Speaking of ringside abetting, the late “Sensational” Sherri Martel was no mere valet or arm candy. She was terrifying, mostly, and broke ground for future atypical women’s competitors like the creepy (and also, sadly, deceased) Luna Vachon. She’s also the only female manager to have been at the side of two former or future World Heavyweight Champions at WrestleMania. After aligning herself with Randy Savage after his ‘Mania V defeat to Hulk Hogan, the two actually teamed up in a Mania VI mixed-tag against Dusty Rhodes and Sapphire (they lost). Soon after, she hooked up with Shawn Michaels – who was a star on the rise after smashing Marty Jannetty’s head through Brutus Beefcake’s barbershop window – and led him out to battle in a successful romp over Tito Santana at ‘Mania VIII. And yes, she’s the original voice on the unfortunate entrance music that dogs Michaels to this day.
State of ‘Mania‘s Union
Surprisingly (or not, when you consider it’s approached like the Super Bowl of pro wrestling), WrestleMania has only touched down in 16 states – or one-third of the continental United States (sorry, Alaska and Hawaii—ain’t happening). So while it’s fun for WWE to fantasize about staging one overseas, what does that do for the fine folks in North Dakota?
Wonder why WWE’s tag division is in disarray?
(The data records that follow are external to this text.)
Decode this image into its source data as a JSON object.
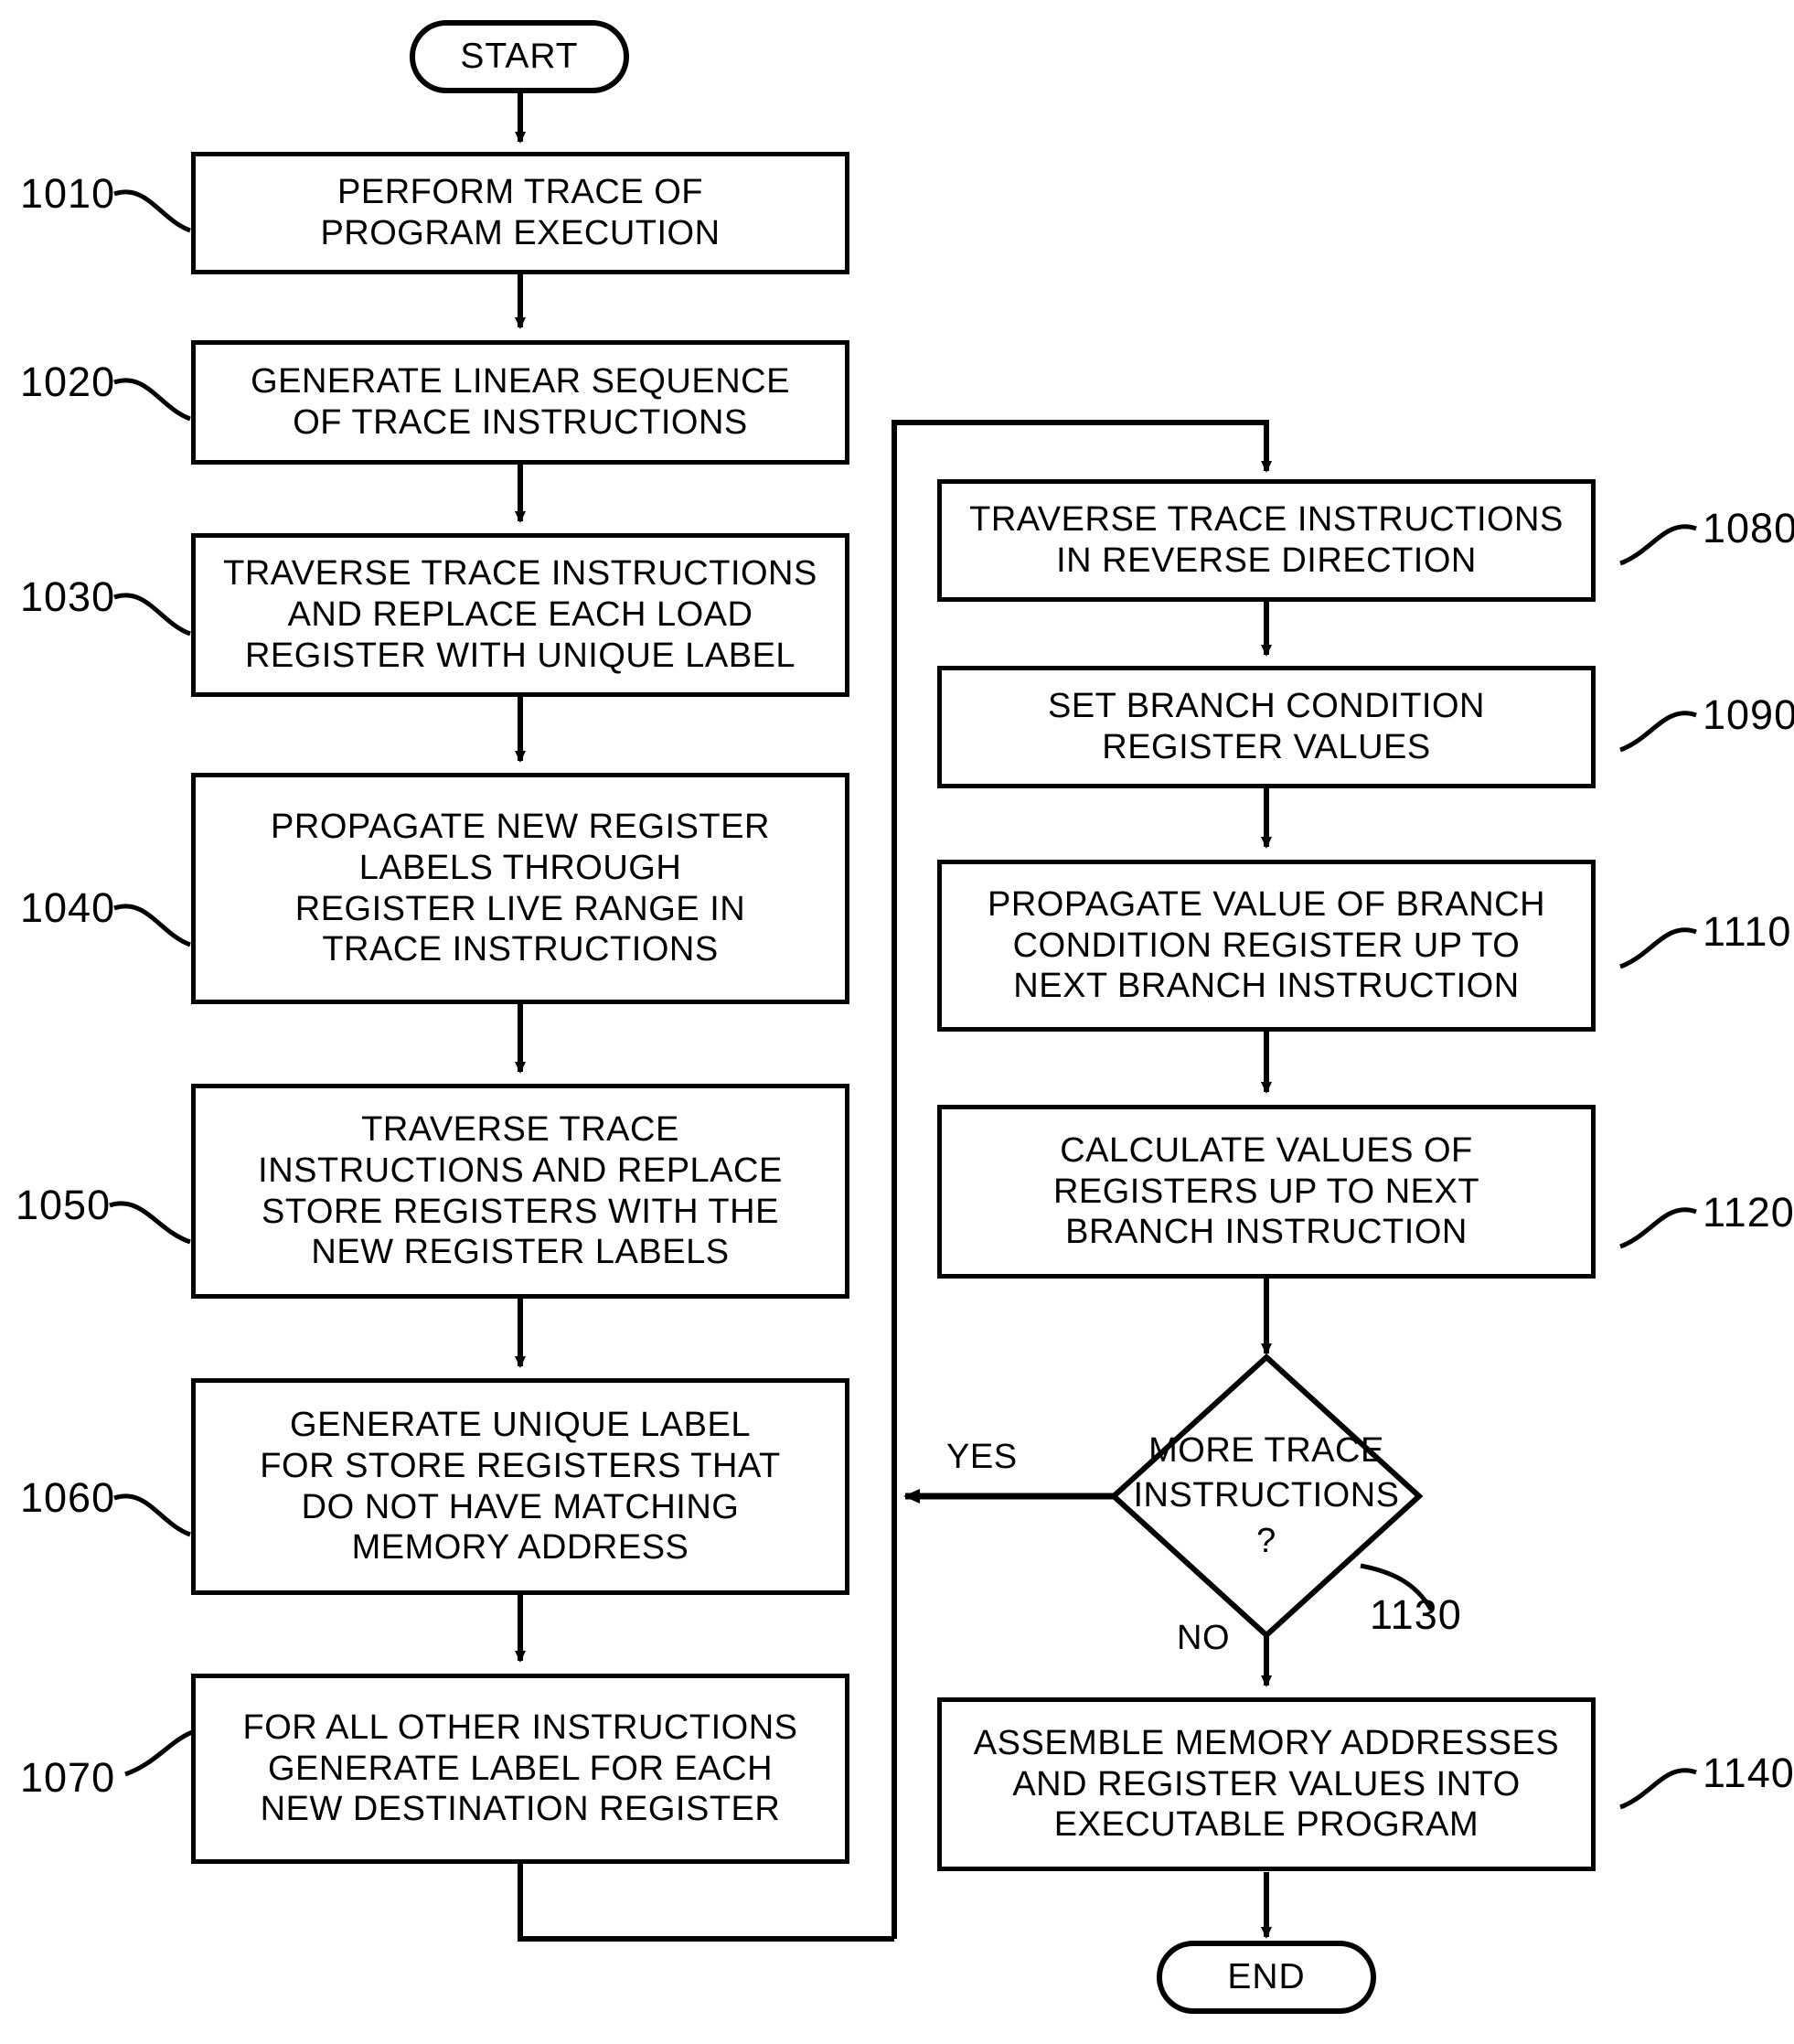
{
  "figure": {
    "type": "flowchart",
    "orientation": "two-column",
    "terminals": {
      "start": "START",
      "end": "END"
    },
    "edge_labels": {
      "yes": "YES",
      "no": "NO"
    },
    "nodes": [
      {
        "ref": "1010",
        "shape": "process",
        "lines": [
          "PERFORM TRACE OF",
          "PROGRAM EXECUTION"
        ]
      },
      {
        "ref": "1020",
        "shape": "process",
        "lines": [
          "GENERATE LINEAR SEQUENCE",
          "OF TRACE INSTRUCTIONS"
        ]
      },
      {
        "ref": "1030",
        "shape": "process",
        "lines": [
          "TRAVERSE TRACE INSTRUCTIONS",
          "AND REPLACE EACH LOAD",
          "REGISTER WITH UNIQUE LABEL"
        ]
      },
      {
        "ref": "1040",
        "shape": "process",
        "lines": [
          "PROPAGATE NEW REGISTER",
          "LABELS THROUGH",
          "REGISTER LIVE RANGE IN",
          "TRACE INSTRUCTIONS"
        ]
      },
      {
        "ref": "1050",
        "shape": "process",
        "lines": [
          "TRAVERSE TRACE",
          "INSTRUCTIONS AND REPLACE",
          "STORE REGISTERS WITH THE",
          "NEW REGISTER LABELS"
        ]
      },
      {
        "ref": "1060",
        "shape": "process",
        "lines": [
          "GENERATE UNIQUE LABEL",
          "FOR STORE REGISTERS THAT",
          "DO NOT HAVE MATCHING",
          "MEMORY ADDRESS"
        ]
      },
      {
        "ref": "1070",
        "shape": "process",
        "lines": [
          "FOR ALL OTHER INSTRUCTIONS",
          "GENERATE LABEL FOR EACH",
          "NEW DESTINATION REGISTER"
        ]
      },
      {
        "ref": "1080",
        "shape": "process",
        "lines": [
          "TRAVERSE TRACE INSTRUCTIONS",
          "IN REVERSE DIRECTION"
        ]
      },
      {
        "ref": "1090",
        "shape": "process",
        "lines": [
          "SET BRANCH CONDITION",
          "REGISTER VALUES"
        ]
      },
      {
        "ref": "1110",
        "shape": "process",
        "lines": [
          "PROPAGATE VALUE OF BRANCH",
          "CONDITION REGISTER UP TO",
          "NEXT BRANCH INSTRUCTION"
        ]
      },
      {
        "ref": "1120",
        "shape": "process",
        "lines": [
          "CALCULATE VALUES OF",
          "REGISTERS UP TO NEXT",
          "BRANCH INSTRUCTION"
        ]
      },
      {
        "ref": "1130",
        "shape": "decision",
        "lines": [
          "MORE TRACE",
          "INSTRUCTIONS",
          "?"
        ]
      },
      {
        "ref": "1140",
        "shape": "process",
        "lines": [
          "ASSEMBLE MEMORY ADDRESSES",
          "AND REGISTER VALUES INTO",
          "EXECUTABLE PROGRAM"
        ]
      }
    ],
    "colors": {
      "stroke": "#000000",
      "fill": "#ffffff",
      "text": "#000000"
    }
  }
}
Let’s rewind back all the way back to…2014, when the Usos successfully defended their championship against Los Matadores, the Real Americans and RybAxel – i.e. three teams that have long since either split or ceased appearing on television. Yeesh. Even the Twin Towers managed to survive more than one ‘Mania cycle.
If Triple H goes down to Roman Reigns on Sunday (a distinct probability), he will have one more thing in common with his former DX runningmate and BFF Shawn Michaels. A defeat would mark the Game’s 11th loss at WrestleMania, tying none other HBK (though the current champ’s nine wins, compared to Michaels’ six, save him some face) for all-time notoriety. Naturally, that’s a testament to their longevity and, moreover, gamesmanship later in their careers. But who would’ve thought these guys would have absorbed more ‘Mania losses than Heath Slater, Zack Ryder and the Bushwhackers combined?
Thank God It’s Sunday?
People kid about PPVs sometimes feeling more like Sunday Night Raw, but odds are WWE’s monthly marquees won’t be trading timeslots with its flagship USA show anytime soon. Though there was one instance when the powers that be arbitrarily aired WrestleMania on a Monday evening: the all-around anomalous, multi-city simulcast melee that was ‘Mania 2. Why it took place on April 7, 1986 as opposed to April 6 is anyone’s guess. Then again, maybe it’s a more appropriate notion for these modern times, when finding time for Walking Dead finales, MLB openers, awards ceremonies and Game of Thrones while prioritizing WWE’s umpteen Sunday specials leaves us wishing – in the spirit of Mania 2 – we could be in three places at once.